__Your goal__: Every line of the data should be output word for word.

::::::::::

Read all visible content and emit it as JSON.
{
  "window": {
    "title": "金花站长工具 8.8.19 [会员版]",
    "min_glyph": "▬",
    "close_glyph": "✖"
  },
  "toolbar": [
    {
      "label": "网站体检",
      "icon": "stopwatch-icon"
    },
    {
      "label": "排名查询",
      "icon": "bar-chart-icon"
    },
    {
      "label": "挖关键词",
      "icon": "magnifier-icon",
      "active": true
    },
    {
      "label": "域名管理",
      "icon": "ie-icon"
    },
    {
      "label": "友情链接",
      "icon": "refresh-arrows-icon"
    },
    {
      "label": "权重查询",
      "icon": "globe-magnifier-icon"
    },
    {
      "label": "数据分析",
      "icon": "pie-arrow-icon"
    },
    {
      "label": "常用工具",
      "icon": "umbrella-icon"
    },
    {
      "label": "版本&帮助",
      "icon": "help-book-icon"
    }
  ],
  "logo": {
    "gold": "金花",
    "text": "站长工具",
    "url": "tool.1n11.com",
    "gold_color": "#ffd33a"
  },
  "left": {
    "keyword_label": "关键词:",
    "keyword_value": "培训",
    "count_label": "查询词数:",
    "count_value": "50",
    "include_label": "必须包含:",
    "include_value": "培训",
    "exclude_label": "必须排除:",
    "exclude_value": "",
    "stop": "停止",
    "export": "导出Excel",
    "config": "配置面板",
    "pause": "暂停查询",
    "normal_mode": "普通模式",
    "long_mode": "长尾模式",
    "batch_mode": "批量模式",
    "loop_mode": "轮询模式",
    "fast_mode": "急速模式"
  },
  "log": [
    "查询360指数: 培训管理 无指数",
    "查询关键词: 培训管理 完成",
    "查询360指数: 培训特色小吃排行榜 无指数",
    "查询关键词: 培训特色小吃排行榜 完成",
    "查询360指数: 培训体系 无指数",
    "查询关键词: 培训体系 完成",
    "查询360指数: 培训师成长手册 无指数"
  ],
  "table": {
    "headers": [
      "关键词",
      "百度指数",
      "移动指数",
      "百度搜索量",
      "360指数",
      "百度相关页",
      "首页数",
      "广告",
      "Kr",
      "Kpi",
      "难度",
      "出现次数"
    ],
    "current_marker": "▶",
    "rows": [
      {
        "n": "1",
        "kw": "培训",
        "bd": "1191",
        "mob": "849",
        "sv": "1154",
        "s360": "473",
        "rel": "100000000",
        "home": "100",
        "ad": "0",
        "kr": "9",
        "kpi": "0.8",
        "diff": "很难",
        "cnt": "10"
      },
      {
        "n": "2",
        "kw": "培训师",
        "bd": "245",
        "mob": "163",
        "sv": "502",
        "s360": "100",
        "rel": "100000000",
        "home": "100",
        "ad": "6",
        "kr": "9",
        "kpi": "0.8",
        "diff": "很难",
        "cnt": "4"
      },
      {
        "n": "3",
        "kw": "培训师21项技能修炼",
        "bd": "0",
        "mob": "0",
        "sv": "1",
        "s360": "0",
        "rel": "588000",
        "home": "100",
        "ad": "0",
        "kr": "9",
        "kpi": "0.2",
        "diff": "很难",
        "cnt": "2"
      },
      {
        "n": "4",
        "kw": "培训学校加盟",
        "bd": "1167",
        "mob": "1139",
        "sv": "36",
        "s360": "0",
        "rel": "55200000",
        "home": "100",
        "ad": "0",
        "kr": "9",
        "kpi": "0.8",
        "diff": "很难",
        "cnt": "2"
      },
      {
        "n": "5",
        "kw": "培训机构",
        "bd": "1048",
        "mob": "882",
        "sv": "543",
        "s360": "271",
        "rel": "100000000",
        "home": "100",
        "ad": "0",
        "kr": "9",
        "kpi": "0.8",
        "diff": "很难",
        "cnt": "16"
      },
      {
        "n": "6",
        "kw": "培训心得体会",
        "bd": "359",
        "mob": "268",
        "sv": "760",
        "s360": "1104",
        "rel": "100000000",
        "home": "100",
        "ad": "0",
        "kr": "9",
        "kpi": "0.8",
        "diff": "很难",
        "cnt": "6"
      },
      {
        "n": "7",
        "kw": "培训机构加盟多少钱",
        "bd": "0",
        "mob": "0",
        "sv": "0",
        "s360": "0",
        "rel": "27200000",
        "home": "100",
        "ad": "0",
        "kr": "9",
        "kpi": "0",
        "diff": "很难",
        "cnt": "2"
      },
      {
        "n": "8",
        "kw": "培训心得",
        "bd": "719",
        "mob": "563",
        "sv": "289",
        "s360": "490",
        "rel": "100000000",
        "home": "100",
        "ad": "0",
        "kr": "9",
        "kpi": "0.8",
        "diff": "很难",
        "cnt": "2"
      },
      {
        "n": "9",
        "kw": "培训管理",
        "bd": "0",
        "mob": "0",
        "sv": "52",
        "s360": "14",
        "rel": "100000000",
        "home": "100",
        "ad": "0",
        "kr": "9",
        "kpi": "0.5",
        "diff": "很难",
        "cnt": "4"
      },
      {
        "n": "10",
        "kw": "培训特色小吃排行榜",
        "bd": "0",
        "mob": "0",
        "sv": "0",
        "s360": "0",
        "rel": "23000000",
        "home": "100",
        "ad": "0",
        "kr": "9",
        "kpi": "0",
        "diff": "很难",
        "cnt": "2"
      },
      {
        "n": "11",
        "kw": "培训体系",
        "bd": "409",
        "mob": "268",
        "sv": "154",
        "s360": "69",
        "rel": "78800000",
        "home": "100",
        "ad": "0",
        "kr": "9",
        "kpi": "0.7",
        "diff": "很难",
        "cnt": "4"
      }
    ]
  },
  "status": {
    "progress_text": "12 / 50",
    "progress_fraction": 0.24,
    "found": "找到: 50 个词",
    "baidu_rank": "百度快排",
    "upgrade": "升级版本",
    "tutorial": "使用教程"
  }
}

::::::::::

__Your response__:
Read all visible content and emit it as JSON.
{
  "window": {
    "title": "金花站长工具 8.8.19 [会员版]",
    "min_glyph": "▬",
    "close_glyph": "✖"
  },
  "toolbar": [
    {
      "label": "网站体检",
      "icon": "stopwatch-icon"
    },
    {
      "label": "排名查询",
      "icon": "bar-chart-icon"
    },
    {
      "label": "挖关键词",
      "icon": "magnifier-icon",
      "active": true
    },
    {
      "label": "域名管理",
      "icon": "ie-icon"
    },
    {
      "label": "友情链接",
      "icon": "refresh-arrows-icon"
    },
    {
      "label": "权重查询",
      "icon": "globe-magnifier-icon"
    },
    {
      "label": "数据分析",
      "icon": "pie-arrow-icon"
    },
    {
      "label": "常用工具",
      "icon": "umbrella-icon"
    },
    {
      "label": "版本&帮助",
      "icon": "help-book-icon"
    }
  ],
  "logo": {
    "gold": "金花",
    "text": "站长工具",
    "url": "tool.1n11.com",
    "gold_color": "#ffd33a"
  },
  "left": {
    "keyword_label": "关键词:",
    "keyword_value": "培训",
    "count_label": "查询词数:",
    "count_value": "50",
    "include_label": "必须包含:",
    "include_value": "培训",
    "exclude_label": "必须排除:",
    "exclude_value": "",
    "stop": "停止",
    "export": "导出Excel",
    "config": "配置面板",
    "pause": "暂停查询",
    "normal_mode": "普通模式",
    "long_mode": "长尾模式",
    "batch_mode": "批量模式",
    "loop_mode": "轮询模式",
    "fast_mode": "急速模式"
  },
  "log": [
    "查询360指数: 培训管理 无指数",
    "查询关键词: 培训管理 完成",
    "查询360指数: 培训特色小吃排行榜 无指数",
    "查询关键词: 培训特色小吃排行榜 完成",
    "查询360指数: 培训体系 无指数",
    "查询关键词: 培训体系 完成",
    "查询360指数: 培训师成长手册 无指数"
  ],
  "table": {
    "headers": [
      "关键词",
      "百度指数",
      "移动指数",
      "百度搜索量",
      "360指数",
      "百度相关页",
      "首页数",
      "广告",
      "Kr",
      "Kpi",
      "难度",
      "出现次数"
    ],
    "current_marker": "▶",
    "rows": [
      {
        "n": "1",
        "kw": "培训",
        "bd": "1191",
        "mob": "849",
        "sv": "1154",
        "s360": "473",
        "rel": "100000000",
        "home": "100",
        "ad": "0",
        "kr": "9",
        "kpi": "0.8",
        "diff": "很难",
        "cnt": "10"
      },
      {
        "n": "2",
        "kw": "培训师",
        "bd": "245",
        "mob": "163",
        "sv": "502",
        "s360": "100",
        "rel": "100000000",
        "home": "100",
        "ad": "6",
        "kr": "9",
        "kpi": "0.8",
        "diff": "很难",
        "cnt": "4"
      },
      {
        "n": "3",
        "kw": "培训师21项技能修炼",
        "bd": "0",
        "mob": "0",
        "sv": "1",
        "s360": "0",
        "rel": "588000",
        "home": "100",
        "ad": "0",
        "kr": "9",
        "kpi": "0.2",
        "diff": "很难",
        "cnt": "2"
      },
      {
        "n": "4",
        "kw": "培训学校加盟",
        "bd": "1167",
        "mob": "1139",
        "sv": "36",
        "s360": "0",
        "rel": "55200000",
        "home": "100",
        "ad": "0",
        "kr": "9",
        "kpi": "0.8",
        "diff": "很难",
        "cnt": "2"
      },
      {
        "n": "5",
        "kw": "培训机构",
        "bd": "1048",
        "mob": "882",
        "sv": "543",
        "s360": "271",
        "rel": "100000000",
        "home": "100",
        "ad": "0",
        "kr": "9",
        "kpi": "0.8",
        "diff": "很难",
        "cnt": "16"
      },
      {
        "n": "6",
        "kw": "培训心得体会",
        "bd": "359",
        "mob": "268",
        "sv": "760",
        "s360": "1104",
        "rel": "100000000",
        "home": "100",
        "ad": "0",
        "kr": "9",
        "kpi": "0.8",
        "diff": "很难",
        "cnt": "6"
      },
      {
        "n": "7",
        "kw": "培训机构加盟多少钱",
        "bd": "0",
        "mob": "0",
        "sv": "0",
        "s360": "0",
        "rel": "27200000",
        "home": "100",
        "ad": "0",
        "kr": "9",
        "kpi": "0",
        "diff": "很难",
        "cnt": "2"
      },
      {
        "n": "8",
        "kw": "培训心得",
        "bd": "719",
        "mob": "563",
        "sv": "289",
        "s360": "490",
        "rel": "100000000",
        "home": "100",
        "ad": "0",
        "kr": "9",
        "kpi": "0.8",
        "diff": "很难",
        "cnt": "2"
      },
      {
        "n": "9",
        "kw": "培训管理",
        "bd": "0",
        "mob": "0",
        "sv": "52",
        "s360": "14",
        "rel": "100000000",
        "home": "100",
        "ad": "0",
        "kr": "9",
        "kpi": "0.5",
        "diff": "很难",
        "cnt": "4"
      },
      {
        "n": "10",
        "kw": "培训特色小吃排行榜",
        "bd": "0",
        "mob": "0",
        "sv": "0",
        "s360": "0",
        "rel": "23000000",
        "home": "100",
        "ad": "0",
        "kr": "9",
        "kpi": "0",
        "diff": "很难",
        "cnt": "2"
      },
      {
        "n": "11",
        "kw": "培训体系",
        "bd": "409",
        "mob": "268",
        "sv": "154",
        "s360": "69",
        "rel": "78800000",
        "home": "100",
        "ad": "0",
        "kr": "9",
        "kpi": "0.7",
        "diff": "很难",
        "cnt": "4"
      }
    ]
  },
  "status": {
    "progress_text": "12 / 50",
    "progress_fraction": 0.24,
    "found": "找到: 50 个词",
    "baidu_rank": "百度快排",
    "upgrade": "升级版本",
    "tutorial": "使用教程"
  }
}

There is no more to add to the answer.